Relations between the US and the EU have worsened since Trump's arrival in the White House due to commercial disputes, the decision to withdraw the US of the nuclear agreement with Iran and the climate pact in Paris, and the transfer of the US Embassy to Jerusalem. That’s why the United States results in the main topic of discussion at the dinner of leaders, prior to the summit of the Balkans that takes place this Thursday in Sofia. To refine the strategy to save the nuclear pact, the college of curators discussed in the morning in Brussels a sketch of possible community remedies. The president of the Commission, Jean-Claude Juncker, and the head of European diplomacy, Federica Mogherini, have begun to concretize them on Wednesday, in particular the protection of European companies that invest in Iran and that may be harmed by extraterritorial sanctions that Washington will apply after his departure from the pact.
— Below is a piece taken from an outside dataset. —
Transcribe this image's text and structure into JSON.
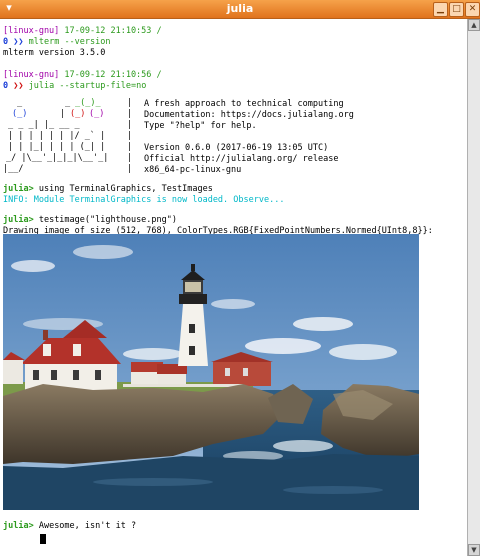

But the case of Total, the European company with the most visibility in Iran after the lifting of sanctions in 2015, evidences the difficulty of this exercise. The oil company has announced on Wednesday that it may be forced to abandon a large gas field in the Middle East giant as a result of US punishment. "Our media are there. We will use them, but they are limited,"Juncker admitted at a press conference from Brussels. At his side, the Secretary General of the UN, António Guterres, added: "I can only express my wish that the European measures succeed." The United Nations endorsed the nuclear pact with Iran, signed by the members of the Security Council (United States, Russia, China, France and the United Kingdom) together with Germany and the EU. More pressing than the Iranian chapter is the trade war between Washington and Brussels, which can be reactivated in two weeks. Next June 1 the temporary exemption granted by Trump to Europe to continue selling steel and aluminum without the announced penalty (25% and 10% respectively) expires. "Also here, unity is our main strength," the European Council leader warned, aware that Germany's biggest exposure to this commercial punishment is cracking Brussels' common position.